Those increases in cancer near a nuclear plant come from the relatively small routine releases of gasses that nuclear plants generate during normal operations. But, those releases are microscopic compared to the tons of nuclear wastes being generated and stored at nuclear plants. Some of the wastes that nuclear power generates stay deadly for hundreds of thousands of years. There are over 200 different kinds radioactive atoms being generated in every nuclear plant every moment that they operate. These atoms act like suicide bombers in the body, getting absorbed, incorporated with regular atoms in our cells, and then exploding, causing the damage that causes death, cancer, other diseases and mutations. You do not have the right to subject all our descendants to this man made scourge for the next 10,000 generations. If you pass this bill, if you choose nuclear power over wind and solar, you will have the blood of uncountable children on your hands.
Nuclear power was created based on the lie that we would one day be able to solve the problem of the waste it creates. What we have learned over the last 50 years is that there is NO way to truly isolate any part of the Earth from another. That we are all connected to everything else on this planet through countless cycles of energy and water, and carbon, and air. We are in this moment, literally breathing in atoms that were in the breath of lions, and eagles a few months ago. That is how thoroughly everything on Earth is mixed together. To throw radioactive atoms into that mix is immoral. Radiation is antithetical to life. Something else we have learned is just how fragile that life is and how lucky we are to be protected from the radiation that fills most of the universe. You are being asked to take our fragile, protected place in the universe and fill it with deadly radiation. In exchange, you are being offered money, power, and influence. This is that moral decision that you've always been told you would have to make someday. We know how the amoral corporation First Energy wants you to vote. They've spent millions trumpeting their point of view over every kind of media there is. But the truth doesn't need to be shouted at you over and over. The truth speaks for itself, and the truth is this bill is evil and you were put here to protect future generations, not sacrifice them for your own short term gain. Do your job as a legislator, not as an employee of First Energy, choose an energy future for Ohio that is clean, sustainable and benefits all Ohioans, those that pay electric bills today, and those yet to be born.

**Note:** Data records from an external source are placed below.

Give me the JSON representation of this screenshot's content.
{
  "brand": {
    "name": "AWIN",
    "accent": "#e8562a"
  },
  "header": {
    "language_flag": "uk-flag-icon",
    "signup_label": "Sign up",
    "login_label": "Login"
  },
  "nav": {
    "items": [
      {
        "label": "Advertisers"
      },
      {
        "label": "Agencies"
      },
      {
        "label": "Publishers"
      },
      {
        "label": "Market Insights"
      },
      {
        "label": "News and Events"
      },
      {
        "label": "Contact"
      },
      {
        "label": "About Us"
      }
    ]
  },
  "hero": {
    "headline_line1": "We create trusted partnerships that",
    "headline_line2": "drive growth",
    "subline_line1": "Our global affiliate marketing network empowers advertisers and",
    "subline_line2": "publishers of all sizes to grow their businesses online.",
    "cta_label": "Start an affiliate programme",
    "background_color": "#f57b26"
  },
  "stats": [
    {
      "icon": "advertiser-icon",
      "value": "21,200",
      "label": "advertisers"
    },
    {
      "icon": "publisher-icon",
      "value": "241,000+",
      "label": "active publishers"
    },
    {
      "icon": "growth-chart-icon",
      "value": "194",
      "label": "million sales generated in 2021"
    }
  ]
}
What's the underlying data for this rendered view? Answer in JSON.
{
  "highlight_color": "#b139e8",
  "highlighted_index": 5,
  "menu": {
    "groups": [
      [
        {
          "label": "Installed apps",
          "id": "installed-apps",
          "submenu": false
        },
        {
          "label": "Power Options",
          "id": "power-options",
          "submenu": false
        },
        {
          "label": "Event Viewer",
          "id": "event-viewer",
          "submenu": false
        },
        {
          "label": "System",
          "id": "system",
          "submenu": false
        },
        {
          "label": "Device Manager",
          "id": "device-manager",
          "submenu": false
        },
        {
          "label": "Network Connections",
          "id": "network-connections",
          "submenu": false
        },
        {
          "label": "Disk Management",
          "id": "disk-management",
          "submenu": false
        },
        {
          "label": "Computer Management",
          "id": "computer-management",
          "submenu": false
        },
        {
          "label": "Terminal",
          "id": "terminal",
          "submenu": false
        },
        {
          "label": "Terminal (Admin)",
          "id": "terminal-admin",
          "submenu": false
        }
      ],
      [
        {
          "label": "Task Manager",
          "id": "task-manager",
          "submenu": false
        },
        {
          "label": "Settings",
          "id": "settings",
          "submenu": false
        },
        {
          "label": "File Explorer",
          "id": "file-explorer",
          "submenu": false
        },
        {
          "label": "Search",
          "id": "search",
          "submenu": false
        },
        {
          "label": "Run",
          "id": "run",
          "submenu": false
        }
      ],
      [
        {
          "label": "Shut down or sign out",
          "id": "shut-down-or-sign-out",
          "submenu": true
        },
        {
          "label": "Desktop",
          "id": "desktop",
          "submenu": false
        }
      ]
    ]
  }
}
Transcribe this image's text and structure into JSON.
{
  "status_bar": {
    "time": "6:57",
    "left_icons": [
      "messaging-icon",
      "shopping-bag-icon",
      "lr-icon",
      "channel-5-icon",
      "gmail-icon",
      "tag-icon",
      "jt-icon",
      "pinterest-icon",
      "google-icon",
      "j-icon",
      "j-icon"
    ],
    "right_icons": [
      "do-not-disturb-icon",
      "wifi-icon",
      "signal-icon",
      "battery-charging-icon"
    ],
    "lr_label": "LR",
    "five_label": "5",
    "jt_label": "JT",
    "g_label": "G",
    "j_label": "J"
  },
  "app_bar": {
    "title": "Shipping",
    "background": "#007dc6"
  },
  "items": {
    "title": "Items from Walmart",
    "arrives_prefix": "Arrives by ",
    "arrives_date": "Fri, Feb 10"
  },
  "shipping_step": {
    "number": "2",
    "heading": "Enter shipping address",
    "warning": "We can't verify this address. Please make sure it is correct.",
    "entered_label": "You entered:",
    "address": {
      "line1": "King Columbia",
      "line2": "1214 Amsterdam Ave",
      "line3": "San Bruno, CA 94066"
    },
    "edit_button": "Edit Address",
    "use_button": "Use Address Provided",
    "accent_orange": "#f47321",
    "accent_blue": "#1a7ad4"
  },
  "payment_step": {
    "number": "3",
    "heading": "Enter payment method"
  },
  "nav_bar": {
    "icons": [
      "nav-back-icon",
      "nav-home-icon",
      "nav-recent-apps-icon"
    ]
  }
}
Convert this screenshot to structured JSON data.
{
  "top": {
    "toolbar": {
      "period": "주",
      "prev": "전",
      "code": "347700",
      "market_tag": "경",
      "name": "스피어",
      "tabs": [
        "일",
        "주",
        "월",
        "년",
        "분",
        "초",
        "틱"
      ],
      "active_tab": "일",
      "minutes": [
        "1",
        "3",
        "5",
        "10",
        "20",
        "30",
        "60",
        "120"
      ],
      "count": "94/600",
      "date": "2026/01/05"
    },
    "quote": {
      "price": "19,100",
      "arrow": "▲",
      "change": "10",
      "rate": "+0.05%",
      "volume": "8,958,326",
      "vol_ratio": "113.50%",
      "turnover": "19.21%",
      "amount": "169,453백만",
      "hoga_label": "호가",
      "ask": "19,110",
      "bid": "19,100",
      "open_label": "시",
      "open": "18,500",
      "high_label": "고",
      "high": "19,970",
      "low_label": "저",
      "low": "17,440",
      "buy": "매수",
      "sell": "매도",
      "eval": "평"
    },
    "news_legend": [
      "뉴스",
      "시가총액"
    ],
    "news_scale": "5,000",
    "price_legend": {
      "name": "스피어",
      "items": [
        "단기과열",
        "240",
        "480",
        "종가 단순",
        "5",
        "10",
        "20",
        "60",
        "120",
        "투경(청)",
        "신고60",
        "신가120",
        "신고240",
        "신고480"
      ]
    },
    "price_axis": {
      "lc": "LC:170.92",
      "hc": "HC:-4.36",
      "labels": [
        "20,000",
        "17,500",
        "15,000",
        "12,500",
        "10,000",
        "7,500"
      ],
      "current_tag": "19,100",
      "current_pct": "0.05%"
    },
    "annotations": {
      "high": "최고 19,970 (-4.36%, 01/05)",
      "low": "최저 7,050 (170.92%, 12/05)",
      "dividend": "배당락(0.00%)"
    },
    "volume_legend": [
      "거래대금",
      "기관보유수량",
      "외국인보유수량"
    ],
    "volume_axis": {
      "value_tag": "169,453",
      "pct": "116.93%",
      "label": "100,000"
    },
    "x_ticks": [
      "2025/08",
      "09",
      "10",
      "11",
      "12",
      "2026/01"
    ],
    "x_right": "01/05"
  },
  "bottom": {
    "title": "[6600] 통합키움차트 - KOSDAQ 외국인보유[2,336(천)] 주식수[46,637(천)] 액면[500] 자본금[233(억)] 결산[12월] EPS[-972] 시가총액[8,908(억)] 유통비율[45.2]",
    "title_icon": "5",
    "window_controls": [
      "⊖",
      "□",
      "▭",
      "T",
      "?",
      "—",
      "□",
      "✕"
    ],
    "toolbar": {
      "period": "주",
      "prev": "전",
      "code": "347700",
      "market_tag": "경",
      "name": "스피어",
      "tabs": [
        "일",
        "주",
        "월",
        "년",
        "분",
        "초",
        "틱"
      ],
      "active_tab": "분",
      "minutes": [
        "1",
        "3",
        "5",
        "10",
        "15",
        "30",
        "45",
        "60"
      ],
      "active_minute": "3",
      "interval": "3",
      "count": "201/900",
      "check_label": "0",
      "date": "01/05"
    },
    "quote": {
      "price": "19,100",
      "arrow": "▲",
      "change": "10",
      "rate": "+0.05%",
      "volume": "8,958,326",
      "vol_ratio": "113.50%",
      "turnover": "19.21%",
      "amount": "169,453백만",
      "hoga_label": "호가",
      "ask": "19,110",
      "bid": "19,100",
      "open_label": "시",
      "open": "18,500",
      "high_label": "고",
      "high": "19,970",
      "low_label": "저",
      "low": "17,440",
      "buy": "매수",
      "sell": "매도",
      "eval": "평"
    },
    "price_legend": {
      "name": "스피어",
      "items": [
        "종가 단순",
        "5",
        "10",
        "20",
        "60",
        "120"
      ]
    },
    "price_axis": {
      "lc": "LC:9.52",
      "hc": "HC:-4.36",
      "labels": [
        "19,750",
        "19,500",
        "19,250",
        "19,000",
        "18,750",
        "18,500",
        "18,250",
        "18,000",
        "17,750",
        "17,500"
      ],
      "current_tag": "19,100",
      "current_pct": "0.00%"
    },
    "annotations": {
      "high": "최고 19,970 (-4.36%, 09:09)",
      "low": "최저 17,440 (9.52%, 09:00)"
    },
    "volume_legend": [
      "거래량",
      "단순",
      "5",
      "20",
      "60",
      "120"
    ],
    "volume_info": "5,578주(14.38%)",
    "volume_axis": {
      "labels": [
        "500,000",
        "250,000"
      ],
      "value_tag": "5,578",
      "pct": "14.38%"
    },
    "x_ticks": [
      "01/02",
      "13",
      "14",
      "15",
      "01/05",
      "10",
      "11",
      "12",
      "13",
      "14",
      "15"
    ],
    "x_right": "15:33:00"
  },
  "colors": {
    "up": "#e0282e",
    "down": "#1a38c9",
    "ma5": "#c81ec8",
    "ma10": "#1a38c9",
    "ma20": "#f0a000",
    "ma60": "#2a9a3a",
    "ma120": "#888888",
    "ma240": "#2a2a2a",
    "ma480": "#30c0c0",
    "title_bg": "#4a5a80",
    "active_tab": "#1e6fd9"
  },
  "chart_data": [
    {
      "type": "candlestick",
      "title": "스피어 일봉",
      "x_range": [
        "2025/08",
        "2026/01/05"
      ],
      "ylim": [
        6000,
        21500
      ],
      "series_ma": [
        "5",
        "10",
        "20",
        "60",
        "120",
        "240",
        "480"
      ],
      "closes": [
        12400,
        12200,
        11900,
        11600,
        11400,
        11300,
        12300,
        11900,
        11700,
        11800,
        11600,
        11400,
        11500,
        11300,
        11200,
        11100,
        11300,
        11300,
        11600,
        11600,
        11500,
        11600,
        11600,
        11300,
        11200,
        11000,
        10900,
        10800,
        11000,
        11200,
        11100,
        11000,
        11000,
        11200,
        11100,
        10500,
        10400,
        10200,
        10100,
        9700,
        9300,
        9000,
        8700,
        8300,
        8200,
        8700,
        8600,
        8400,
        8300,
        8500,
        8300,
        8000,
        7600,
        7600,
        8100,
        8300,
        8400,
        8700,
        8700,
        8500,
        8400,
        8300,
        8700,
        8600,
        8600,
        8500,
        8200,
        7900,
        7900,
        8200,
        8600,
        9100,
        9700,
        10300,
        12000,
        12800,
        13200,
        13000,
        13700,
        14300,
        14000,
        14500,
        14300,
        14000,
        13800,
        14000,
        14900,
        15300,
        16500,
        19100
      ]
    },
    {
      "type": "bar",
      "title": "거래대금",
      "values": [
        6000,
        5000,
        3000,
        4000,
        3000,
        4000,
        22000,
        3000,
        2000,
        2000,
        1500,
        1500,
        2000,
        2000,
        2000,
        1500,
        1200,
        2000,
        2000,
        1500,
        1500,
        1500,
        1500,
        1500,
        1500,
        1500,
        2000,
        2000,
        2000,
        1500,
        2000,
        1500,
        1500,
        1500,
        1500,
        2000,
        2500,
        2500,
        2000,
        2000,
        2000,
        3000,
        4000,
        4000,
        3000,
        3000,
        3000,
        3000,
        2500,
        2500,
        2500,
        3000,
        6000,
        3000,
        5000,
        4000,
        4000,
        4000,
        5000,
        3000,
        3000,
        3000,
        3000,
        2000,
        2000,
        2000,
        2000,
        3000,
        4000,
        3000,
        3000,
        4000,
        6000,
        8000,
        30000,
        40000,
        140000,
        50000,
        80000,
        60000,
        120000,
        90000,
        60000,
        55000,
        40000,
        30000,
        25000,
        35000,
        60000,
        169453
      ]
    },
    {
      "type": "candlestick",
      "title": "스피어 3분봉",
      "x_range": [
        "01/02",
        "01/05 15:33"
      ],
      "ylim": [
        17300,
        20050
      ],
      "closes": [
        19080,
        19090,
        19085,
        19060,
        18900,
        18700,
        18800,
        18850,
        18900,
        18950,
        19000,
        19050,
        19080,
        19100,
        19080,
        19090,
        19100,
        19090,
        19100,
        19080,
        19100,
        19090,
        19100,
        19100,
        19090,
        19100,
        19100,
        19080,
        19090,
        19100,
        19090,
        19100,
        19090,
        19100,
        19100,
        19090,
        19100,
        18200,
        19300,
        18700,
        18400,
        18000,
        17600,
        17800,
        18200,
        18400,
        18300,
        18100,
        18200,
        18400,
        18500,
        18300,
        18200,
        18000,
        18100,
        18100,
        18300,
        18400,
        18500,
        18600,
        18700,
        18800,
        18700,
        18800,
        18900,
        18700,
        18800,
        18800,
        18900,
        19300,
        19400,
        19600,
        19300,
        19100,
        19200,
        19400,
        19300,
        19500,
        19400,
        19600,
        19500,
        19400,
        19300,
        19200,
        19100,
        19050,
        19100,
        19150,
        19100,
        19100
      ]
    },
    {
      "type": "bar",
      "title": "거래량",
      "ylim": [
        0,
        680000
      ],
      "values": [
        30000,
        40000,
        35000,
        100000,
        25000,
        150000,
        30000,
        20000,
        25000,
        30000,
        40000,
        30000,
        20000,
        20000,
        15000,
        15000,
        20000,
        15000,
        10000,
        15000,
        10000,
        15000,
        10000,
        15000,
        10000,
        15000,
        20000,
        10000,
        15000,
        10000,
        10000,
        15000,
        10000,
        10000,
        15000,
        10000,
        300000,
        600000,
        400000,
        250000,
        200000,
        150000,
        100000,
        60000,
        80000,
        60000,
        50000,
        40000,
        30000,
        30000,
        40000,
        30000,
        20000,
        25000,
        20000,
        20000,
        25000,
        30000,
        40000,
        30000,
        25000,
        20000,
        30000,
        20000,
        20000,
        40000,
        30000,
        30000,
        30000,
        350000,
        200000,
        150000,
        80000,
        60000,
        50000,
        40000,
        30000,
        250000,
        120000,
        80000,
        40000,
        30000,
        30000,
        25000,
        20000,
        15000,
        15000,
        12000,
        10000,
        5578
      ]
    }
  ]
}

Take time to make this decision. Travel to Germany and other places in the world where wind and sun are creating a truly clean, Green future. Find out for yourself how practical it is. Don't let First Energy shove this evil policy on the people of Ohio.
-Joseph DeMare ... See MoreSee Less